### Exercise prompt
Print the data exactly as it is given, please.

Dataset rows describing interfaces
--- START ---

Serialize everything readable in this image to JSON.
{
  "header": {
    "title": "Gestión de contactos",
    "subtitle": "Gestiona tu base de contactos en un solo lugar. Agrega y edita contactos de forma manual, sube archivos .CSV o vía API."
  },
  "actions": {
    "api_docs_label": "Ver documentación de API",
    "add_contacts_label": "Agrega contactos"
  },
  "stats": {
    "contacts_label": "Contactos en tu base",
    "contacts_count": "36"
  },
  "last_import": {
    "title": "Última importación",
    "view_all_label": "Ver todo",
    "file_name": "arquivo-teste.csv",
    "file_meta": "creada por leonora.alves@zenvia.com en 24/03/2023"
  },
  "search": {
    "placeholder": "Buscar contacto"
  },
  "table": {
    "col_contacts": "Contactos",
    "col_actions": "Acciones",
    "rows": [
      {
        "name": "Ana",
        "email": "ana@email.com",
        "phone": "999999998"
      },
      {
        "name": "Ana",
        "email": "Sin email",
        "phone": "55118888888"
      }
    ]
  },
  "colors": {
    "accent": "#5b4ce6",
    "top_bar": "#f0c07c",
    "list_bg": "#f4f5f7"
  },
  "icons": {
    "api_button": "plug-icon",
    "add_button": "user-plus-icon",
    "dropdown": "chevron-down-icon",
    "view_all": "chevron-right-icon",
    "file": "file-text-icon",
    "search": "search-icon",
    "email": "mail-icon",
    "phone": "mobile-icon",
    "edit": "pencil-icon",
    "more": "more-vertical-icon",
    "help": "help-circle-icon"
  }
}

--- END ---

### Expected output
Serialize everything readable in this image to JSON.
{
  "header": {
    "title": "Gestión de contactos",
    "subtitle": "Gestiona tu base de contactos en un solo lugar. Agrega y edita contactos de forma manual, sube archivos .CSV o vía API."
  },
  "actions": {
    "api_docs_label": "Ver documentación de API",
    "add_contacts_label": "Agrega contactos"
  },
  "stats": {
    "contacts_label": "Contactos en tu base",
    "contacts_count": "36"
  },
  "last_import": {
    "title": "Última importación",
    "view_all_label": "Ver todo",
    "file_name": "arquivo-teste.csv",
    "file_meta": "creada por leonora.alves@zenvia.com en 24/03/2023"
  },
  "search": {
    "placeholder": "Buscar contacto"
  },
  "table": {
    "col_contacts": "Contactos",
    "col_actions": "Acciones",
    "rows": [
      {
        "name": "Ana",
        "email": "ana@email.com",
        "phone": "999999998"
      },
      {
        "name": "Ana",
        "email": "Sin email",
        "phone": "55118888888"
      }
    ]
  },
  "colors": {
    "accent": "#5b4ce6",
    "top_bar": "#f0c07c",
    "list_bg": "#f4f5f7"
  },
  "icons": {
    "api_button": "plug-icon",
    "add_button": "user-plus-icon",
    "dropdown": "chevron-down-icon",
    "view_all": "chevron-right-icon",
    "file": "file-text-icon",
    "search": "search-icon",
    "email": "mail-icon",
    "phone": "mobile-icon",
    "edit": "pencil-icon",
    "more": "more-vertical-icon",
    "help": "help-circle-icon"
  }
}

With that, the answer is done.